The reason why I learned nothing about magnetism in my many years of school, is that magnetism is still quite mysterious and fascinating, and mainstream scientists generally don't like to admit that they don't fully understand such a common, everyday thing! My current educational project, which should actually be fairly simple to pull off, is to design a math curriculum that incorporates magnets.
Compulsory education, which started right when industrialization was taking off, totally changed the way the rest of society perceives science. Before industrialization, people did not need to be trained for factory-style work, and so could learn freely at their own pace. Theoretical science was perceived as being exactly as relevant as our society sees philosophy today. After industrialization, factory owners needed a cheap program that grades and sorts people on their ability to follow complex instructions.
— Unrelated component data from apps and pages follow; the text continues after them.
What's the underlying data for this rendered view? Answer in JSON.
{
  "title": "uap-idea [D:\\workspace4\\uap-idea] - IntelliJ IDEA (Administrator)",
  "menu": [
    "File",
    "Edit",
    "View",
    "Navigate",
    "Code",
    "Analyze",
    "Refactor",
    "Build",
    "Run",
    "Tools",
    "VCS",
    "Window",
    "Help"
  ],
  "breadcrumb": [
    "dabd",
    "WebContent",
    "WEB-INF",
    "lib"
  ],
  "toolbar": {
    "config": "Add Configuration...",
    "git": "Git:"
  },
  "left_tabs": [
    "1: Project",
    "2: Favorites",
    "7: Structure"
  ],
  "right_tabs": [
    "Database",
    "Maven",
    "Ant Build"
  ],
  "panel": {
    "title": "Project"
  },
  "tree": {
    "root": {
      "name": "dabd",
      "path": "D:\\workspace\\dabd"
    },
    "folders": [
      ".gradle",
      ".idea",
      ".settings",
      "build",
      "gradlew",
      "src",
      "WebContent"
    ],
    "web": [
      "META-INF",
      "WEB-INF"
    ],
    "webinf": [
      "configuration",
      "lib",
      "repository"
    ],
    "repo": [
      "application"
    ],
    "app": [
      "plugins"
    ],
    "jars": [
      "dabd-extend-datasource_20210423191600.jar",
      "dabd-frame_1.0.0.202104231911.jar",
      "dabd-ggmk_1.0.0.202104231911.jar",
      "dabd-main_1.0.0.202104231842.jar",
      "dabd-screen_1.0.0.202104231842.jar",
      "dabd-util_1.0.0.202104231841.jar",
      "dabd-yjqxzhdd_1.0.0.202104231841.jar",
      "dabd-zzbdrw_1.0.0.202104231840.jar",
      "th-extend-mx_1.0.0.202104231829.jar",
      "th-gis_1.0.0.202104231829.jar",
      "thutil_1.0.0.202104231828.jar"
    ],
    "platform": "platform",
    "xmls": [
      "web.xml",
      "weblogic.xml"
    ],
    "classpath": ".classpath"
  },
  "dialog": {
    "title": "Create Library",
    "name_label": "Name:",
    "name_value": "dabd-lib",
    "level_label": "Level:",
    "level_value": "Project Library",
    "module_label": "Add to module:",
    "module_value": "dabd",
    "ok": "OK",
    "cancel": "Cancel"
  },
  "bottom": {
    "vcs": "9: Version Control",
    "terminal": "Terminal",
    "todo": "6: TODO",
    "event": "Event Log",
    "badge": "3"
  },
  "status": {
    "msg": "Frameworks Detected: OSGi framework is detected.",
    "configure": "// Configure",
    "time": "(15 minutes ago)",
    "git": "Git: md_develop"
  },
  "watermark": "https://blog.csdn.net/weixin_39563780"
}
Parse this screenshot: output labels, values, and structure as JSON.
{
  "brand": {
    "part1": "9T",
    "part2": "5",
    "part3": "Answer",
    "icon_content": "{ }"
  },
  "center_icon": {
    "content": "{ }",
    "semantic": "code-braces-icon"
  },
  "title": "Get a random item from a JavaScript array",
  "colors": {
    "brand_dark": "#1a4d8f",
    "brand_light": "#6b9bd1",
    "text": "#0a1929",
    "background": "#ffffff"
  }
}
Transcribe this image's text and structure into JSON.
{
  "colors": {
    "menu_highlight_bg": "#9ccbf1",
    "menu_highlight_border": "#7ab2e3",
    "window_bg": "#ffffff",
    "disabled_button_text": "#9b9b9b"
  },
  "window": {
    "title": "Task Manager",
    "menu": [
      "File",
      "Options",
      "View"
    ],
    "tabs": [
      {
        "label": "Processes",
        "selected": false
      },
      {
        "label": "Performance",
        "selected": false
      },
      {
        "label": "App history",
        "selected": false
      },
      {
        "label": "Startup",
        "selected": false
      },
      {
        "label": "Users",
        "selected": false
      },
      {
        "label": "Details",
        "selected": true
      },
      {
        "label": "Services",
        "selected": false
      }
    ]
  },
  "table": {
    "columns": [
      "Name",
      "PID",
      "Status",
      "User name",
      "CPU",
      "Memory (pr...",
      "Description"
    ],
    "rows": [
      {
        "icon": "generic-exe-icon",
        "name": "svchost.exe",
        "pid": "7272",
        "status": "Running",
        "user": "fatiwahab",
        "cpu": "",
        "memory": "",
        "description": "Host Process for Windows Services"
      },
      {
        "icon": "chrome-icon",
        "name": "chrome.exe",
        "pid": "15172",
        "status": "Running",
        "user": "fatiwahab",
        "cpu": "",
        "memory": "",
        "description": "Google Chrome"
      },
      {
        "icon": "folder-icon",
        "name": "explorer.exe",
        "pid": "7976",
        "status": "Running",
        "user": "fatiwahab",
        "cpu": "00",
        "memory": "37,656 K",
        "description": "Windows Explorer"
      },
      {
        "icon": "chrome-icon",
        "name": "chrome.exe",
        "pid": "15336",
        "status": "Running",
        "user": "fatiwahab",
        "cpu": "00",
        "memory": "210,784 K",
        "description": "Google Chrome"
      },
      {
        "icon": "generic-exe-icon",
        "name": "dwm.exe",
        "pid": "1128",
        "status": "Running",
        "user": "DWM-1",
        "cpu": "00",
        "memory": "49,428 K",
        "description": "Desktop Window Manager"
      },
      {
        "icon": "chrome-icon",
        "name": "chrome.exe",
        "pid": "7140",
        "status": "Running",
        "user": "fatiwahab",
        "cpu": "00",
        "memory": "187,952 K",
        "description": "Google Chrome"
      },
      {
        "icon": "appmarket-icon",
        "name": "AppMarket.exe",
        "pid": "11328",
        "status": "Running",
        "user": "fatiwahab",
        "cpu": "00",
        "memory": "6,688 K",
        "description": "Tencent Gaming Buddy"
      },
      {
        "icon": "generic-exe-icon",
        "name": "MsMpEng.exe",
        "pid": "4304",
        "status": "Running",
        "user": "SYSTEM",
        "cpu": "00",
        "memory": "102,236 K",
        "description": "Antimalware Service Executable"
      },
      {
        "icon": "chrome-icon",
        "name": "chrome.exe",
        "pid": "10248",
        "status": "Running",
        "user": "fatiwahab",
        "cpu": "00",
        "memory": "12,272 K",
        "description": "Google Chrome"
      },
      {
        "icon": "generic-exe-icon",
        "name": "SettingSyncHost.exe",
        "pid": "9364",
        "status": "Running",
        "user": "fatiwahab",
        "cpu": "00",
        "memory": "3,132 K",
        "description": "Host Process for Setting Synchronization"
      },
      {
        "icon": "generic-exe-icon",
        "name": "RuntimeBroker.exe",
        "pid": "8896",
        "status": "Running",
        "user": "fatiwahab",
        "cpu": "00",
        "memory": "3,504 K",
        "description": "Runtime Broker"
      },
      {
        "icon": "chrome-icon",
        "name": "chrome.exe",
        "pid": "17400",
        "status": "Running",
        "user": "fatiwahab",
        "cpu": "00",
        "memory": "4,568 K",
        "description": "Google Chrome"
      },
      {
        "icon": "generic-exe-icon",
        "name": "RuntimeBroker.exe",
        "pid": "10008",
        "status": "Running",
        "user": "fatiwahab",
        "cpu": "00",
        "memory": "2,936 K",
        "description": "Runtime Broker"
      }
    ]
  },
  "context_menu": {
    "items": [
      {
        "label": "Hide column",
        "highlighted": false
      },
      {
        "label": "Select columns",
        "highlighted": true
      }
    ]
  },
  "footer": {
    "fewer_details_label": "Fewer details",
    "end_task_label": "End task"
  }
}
The laws of science and mathematics provided precisely such a program!
Science became the cornerstone of the compulsory school curriculum, and therefore holds its current place in the media as the "economic driver." However, the attitude that theoretical science is an economic driver is a cover used to justify the need for our current competitive, compulsory schooling system that allows large corporations cherry pick the brightest students for management positions. Experimentation and tinkering are what leads to new inventions and technology, but theoretical science, which is 99% of the science that is taught in schools and universities today, really is only peripheral to the invention of new technology and economic growth.